[Dataset rows describing interfaces]
= Beginning of Section =
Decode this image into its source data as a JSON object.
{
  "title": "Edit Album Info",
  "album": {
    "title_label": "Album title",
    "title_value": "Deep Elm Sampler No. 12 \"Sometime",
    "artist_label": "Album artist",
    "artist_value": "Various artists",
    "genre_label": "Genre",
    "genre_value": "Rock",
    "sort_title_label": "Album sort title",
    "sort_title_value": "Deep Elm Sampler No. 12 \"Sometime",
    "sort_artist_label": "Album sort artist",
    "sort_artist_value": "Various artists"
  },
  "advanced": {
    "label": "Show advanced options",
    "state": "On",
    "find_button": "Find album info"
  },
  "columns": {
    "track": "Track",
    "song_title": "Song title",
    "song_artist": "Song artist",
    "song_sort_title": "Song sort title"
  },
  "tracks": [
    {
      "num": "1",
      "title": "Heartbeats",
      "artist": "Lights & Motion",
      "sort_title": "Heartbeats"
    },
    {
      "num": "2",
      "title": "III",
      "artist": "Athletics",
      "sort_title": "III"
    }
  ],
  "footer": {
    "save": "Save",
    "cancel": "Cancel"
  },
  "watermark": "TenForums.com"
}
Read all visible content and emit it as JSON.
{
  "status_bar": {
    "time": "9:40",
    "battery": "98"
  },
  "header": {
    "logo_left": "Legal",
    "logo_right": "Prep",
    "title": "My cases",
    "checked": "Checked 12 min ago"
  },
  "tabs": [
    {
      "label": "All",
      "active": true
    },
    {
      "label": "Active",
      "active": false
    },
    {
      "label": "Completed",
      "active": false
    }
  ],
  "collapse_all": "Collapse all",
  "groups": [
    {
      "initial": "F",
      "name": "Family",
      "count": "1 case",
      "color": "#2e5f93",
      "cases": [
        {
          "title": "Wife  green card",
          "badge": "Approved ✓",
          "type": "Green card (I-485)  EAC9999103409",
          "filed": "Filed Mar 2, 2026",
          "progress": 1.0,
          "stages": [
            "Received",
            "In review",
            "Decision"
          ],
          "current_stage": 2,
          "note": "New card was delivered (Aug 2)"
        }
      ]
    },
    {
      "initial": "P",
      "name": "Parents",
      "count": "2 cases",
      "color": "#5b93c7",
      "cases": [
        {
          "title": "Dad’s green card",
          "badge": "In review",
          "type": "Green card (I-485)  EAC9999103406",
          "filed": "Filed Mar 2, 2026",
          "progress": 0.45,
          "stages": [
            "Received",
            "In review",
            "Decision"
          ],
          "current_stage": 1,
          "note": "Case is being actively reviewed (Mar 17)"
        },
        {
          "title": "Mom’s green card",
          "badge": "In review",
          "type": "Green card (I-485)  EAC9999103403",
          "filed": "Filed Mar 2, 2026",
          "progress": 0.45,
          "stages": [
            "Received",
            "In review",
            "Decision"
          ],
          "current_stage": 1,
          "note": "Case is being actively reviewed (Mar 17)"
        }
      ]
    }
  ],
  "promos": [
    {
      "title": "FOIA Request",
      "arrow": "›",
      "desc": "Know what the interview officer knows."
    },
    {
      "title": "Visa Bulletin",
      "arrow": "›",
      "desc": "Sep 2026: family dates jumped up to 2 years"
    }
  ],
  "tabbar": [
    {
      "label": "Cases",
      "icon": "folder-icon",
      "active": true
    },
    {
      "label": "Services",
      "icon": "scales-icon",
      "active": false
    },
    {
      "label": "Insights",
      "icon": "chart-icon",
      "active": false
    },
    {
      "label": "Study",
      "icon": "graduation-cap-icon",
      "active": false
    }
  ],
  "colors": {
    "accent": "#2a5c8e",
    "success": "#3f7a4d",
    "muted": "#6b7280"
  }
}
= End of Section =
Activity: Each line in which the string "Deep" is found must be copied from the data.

Answer to the problem:
    "title_value": "Deep Elm Sampler No. 12 \"Sometime",
    "sort_title_value": "Deep Elm Sampler No. 12 \"Sometime",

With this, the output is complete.